• [Task objective]: Retype the listing exactly, so that the copy matches it line for line.

• [Data for this task]:
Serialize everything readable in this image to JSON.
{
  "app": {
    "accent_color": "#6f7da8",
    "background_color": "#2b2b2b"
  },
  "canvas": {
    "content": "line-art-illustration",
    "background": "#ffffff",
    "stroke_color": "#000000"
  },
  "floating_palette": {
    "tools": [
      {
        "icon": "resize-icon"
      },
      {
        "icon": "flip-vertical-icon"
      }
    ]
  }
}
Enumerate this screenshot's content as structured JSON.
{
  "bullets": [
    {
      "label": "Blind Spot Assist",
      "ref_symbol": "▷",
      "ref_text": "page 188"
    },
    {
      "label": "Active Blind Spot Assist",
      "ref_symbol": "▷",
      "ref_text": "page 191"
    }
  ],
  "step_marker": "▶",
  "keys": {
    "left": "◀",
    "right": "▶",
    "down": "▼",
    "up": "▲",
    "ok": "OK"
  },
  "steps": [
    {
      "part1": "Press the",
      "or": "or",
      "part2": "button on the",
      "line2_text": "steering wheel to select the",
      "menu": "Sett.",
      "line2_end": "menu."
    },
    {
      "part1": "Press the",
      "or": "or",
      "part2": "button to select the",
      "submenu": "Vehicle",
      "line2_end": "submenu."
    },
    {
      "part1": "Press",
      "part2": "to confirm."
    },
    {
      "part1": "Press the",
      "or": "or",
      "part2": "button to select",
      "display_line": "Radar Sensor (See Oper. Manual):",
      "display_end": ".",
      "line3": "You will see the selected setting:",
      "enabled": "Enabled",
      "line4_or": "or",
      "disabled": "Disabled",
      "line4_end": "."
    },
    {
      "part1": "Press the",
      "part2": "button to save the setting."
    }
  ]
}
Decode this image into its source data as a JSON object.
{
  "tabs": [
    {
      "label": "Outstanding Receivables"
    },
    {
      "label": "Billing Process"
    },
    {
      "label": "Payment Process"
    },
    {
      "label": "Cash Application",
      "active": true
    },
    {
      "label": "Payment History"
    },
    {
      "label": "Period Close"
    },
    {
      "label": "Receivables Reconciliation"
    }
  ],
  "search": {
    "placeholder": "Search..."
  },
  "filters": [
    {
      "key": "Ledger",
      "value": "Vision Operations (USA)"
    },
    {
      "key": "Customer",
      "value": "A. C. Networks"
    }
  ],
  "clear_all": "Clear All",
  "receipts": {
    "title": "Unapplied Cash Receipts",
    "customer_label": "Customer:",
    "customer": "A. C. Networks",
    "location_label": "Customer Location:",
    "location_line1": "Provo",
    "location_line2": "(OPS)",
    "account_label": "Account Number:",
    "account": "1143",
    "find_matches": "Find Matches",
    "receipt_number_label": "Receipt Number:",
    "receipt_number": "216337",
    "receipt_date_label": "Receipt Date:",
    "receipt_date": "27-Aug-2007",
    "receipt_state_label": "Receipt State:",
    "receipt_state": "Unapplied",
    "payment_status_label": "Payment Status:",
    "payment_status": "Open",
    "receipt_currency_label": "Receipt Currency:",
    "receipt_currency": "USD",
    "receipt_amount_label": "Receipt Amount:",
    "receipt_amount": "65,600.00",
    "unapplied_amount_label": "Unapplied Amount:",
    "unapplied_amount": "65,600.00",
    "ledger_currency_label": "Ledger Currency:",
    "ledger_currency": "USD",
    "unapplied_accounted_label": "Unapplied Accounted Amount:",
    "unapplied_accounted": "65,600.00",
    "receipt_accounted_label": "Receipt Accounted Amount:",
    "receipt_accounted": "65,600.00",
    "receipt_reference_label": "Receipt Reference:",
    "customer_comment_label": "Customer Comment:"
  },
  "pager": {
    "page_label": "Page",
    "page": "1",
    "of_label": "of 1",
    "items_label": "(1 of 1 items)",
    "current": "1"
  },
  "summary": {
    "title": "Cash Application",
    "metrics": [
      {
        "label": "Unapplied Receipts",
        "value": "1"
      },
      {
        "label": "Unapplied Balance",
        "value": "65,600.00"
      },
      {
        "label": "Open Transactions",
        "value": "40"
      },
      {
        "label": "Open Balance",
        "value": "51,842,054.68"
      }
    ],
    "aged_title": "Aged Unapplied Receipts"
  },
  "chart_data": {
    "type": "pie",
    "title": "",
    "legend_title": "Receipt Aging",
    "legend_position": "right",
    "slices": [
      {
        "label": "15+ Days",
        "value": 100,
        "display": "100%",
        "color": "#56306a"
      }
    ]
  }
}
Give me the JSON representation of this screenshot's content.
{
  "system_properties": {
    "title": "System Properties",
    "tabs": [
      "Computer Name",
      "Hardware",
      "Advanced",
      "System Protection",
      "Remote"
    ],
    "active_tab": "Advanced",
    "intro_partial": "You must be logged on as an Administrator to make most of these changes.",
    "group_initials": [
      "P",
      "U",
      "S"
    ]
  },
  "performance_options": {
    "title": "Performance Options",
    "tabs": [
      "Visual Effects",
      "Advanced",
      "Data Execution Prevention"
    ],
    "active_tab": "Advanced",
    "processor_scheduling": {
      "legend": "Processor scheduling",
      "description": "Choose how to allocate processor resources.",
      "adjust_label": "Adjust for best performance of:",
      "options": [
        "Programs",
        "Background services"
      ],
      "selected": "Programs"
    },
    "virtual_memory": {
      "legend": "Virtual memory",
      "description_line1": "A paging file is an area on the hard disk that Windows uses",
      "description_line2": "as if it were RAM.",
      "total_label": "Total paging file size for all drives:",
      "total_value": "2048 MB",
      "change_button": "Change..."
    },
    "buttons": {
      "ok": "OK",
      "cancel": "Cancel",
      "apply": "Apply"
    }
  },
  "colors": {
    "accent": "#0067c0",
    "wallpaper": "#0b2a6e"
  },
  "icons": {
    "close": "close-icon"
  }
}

• [Written answer]:
Serialize everything readable in this image to JSON.
{
  "app": {
    "accent_color": "#6f7da8",
    "background_color": "#2b2b2b"
  },
  "canvas": {
    "content": "line-art-illustration",
    "background": "#ffffff",
    "stroke_color": "#000000"
  },
  "floating_palette": {
    "tools": [
      {
        "icon": "resize-icon"
      },
      {
        "icon": "flip-vertical-icon"
      }
    ]
  }
}
Enumerate this screenshot's content as structured JSON.
{
  "bullets": [
    {
      "label": "Blind Spot Assist",
      "ref_symbol": "▷",
      "ref_text": "page 188"
    },
    {
      "label": "Active Blind Spot Assist",
      "ref_symbol": "▷",
      "ref_text": "page 191"
    }
  ],
  "step_marker": "▶",
  "keys": {
    "left": "◀",
    "right": "▶",
    "down": "▼",
    "up": "▲",
    "ok": "OK"
  },
  "steps": [
    {
      "part1": "Press the",
      "or": "or",
      "part2": "button on the",
      "line2_text": "steering wheel to select the",
      "menu": "Sett.",
      "line2_end": "menu."
    },
    {
      "part1": "Press the",
      "or": "or",
      "part2": "button to select the",
      "submenu": "Vehicle",
      "line2_end": "submenu."
    },
    {
      "part1": "Press",
      "part2": "to confirm."
    },
    {
      "part1": "Press the",
      "or": "or",
      "part2": "button to select",
      "display_line": "Radar Sensor (See Oper. Manual):",
      "display_end": ".",
      "line3": "You will see the selected setting:",
      "enabled": "Enabled",
      "line4_or": "or",
      "disabled": "Disabled",
      "line4_end": "."
    },
    {
      "part1": "Press the",
      "part2": "button to save the setting."
    }
  ]
}
Decode this image into its source data as a JSON object.
{
  "tabs": [
    {
      "label": "Outstanding Receivables"
    },
    {
      "label": "Billing Process"
    },
    {
      "label": "Payment Process"
    },
    {
      "label": "Cash Application",
      "active": true
    },
    {
      "label": "Payment History"
    },
    {
      "label": "Period Close"
    },
    {
      "label": "Receivables Reconciliation"
    }
  ],
  "search": {
    "placeholder": "Search..."
  },
  "filters": [
    {
      "key": "Ledger",
      "value": "Vision Operations (USA)"
    },
    {
      "key": "Customer",
      "value": "A. C. Networks"
    }
  ],
  "clear_all": "Clear All",
  "receipts": {
    "title": "Unapplied Cash Receipts",
    "customer_label": "Customer:",
    "customer": "A. C. Networks",
    "location_label": "Customer Location:",
    "location_line1": "Provo",
    "location_line2": "(OPS)",
    "account_label": "Account Number:",
    "account": "1143",
    "find_matches": "Find Matches",
    "receipt_number_label": "Receipt Number:",
    "receipt_number": "216337",
    "receipt_date_label": "Receipt Date:",
    "receipt_date": "27-Aug-2007",
    "receipt_state_label": "Receipt State:",
    "receipt_state": "Unapplied",
    "payment_status_label": "Payment Status:",
    "payment_status": "Open",
    "receipt_currency_label": "Receipt Currency:",
    "receipt_currency": "USD",
    "receipt_amount_label": "Receipt Amount:",
    "receipt_amount": "65,600.00",
    "unapplied_amount_label": "Unapplied Amount:",
    "unapplied_amount": "65,600.00",
    "ledger_currency_label": "Ledger Currency:",
    "ledger_currency": "USD",
    "unapplied_accounted_label": "Unapplied Accounted Amount:",
    "unapplied_accounted": "65,600.00",
    "receipt_accounted_label": "Receipt Accounted Amount:",
    "receipt_accounted": "65,600.00",
    "receipt_reference_label": "Receipt Reference:",
    "customer_comment_label": "Customer Comment:"
  },
  "pager": {
    "page_label": "Page",
    "page": "1",
    "of_label": "of 1",
    "items_label": "(1 of 1 items)",
    "current": "1"
  },
  "summary": {
    "title": "Cash Application",
    "metrics": [
      {
        "label": "Unapplied Receipts",
        "value": "1"
      },
      {
        "label": "Unapplied Balance",
        "value": "65,600.00"
      },
      {
        "label": "Open Transactions",
        "value": "40"
      },
      {
        "label": "Open Balance",
        "value": "51,842,054.68"
      }
    ],
    "aged_title": "Aged Unapplied Receipts"
  },
  "chart_data": {
    "type": "pie",
    "title": "",
    "legend_title": "Receipt Aging",
    "legend_position": "right",
    "slices": [
      {
        "label": "15+ Days",
        "value": 100,
        "display": "100%",
        "color": "#56306a"
      }
    ]
  }
}
Give me the JSON representation of this screenshot's content.
{
  "system_properties": {
    "title": "System Properties",
    "tabs": [
      "Computer Name",
      "Hardware",
      "Advanced",
      "System Protection",
      "Remote"
    ],
    "active_tab": "Advanced",
    "intro_partial": "You must be logged on as an Administrator to make most of these changes.",
    "group_initials": [
      "P",
      "U",
      "S"
    ]
  },
  "performance_options": {
    "title": "Performance Options",
    "tabs": [
      "Visual Effects",
      "Advanced",
      "Data Execution Prevention"
    ],
    "active_tab": "Advanced",
    "processor_scheduling": {
      "legend": "Processor scheduling",
      "description": "Choose how to allocate processor resources.",
      "adjust_label": "Adjust for best performance of:",
      "options": [
        "Programs",
        "Background services"
      ],
      "selected": "Programs"
    },
    "virtual_memory": {
      "legend": "Virtual memory",
      "description_line1": "A paging file is an area on the hard disk that Windows uses",
      "description_line2": "as if it were RAM.",
      "total_label": "Total paging file size for all drives:",
      "total_value": "2048 MB",
      "change_button": "Change..."
    },
    "buttons": {
      "ok": "OK",
      "cancel": "Cancel",
      "apply": "Apply"
    }
  },
  "colors": {
    "accent": "#0067c0",
    "wallpaper": "#0b2a6e"
  },
  "icons": {
    "close": "close-icon"
  }
}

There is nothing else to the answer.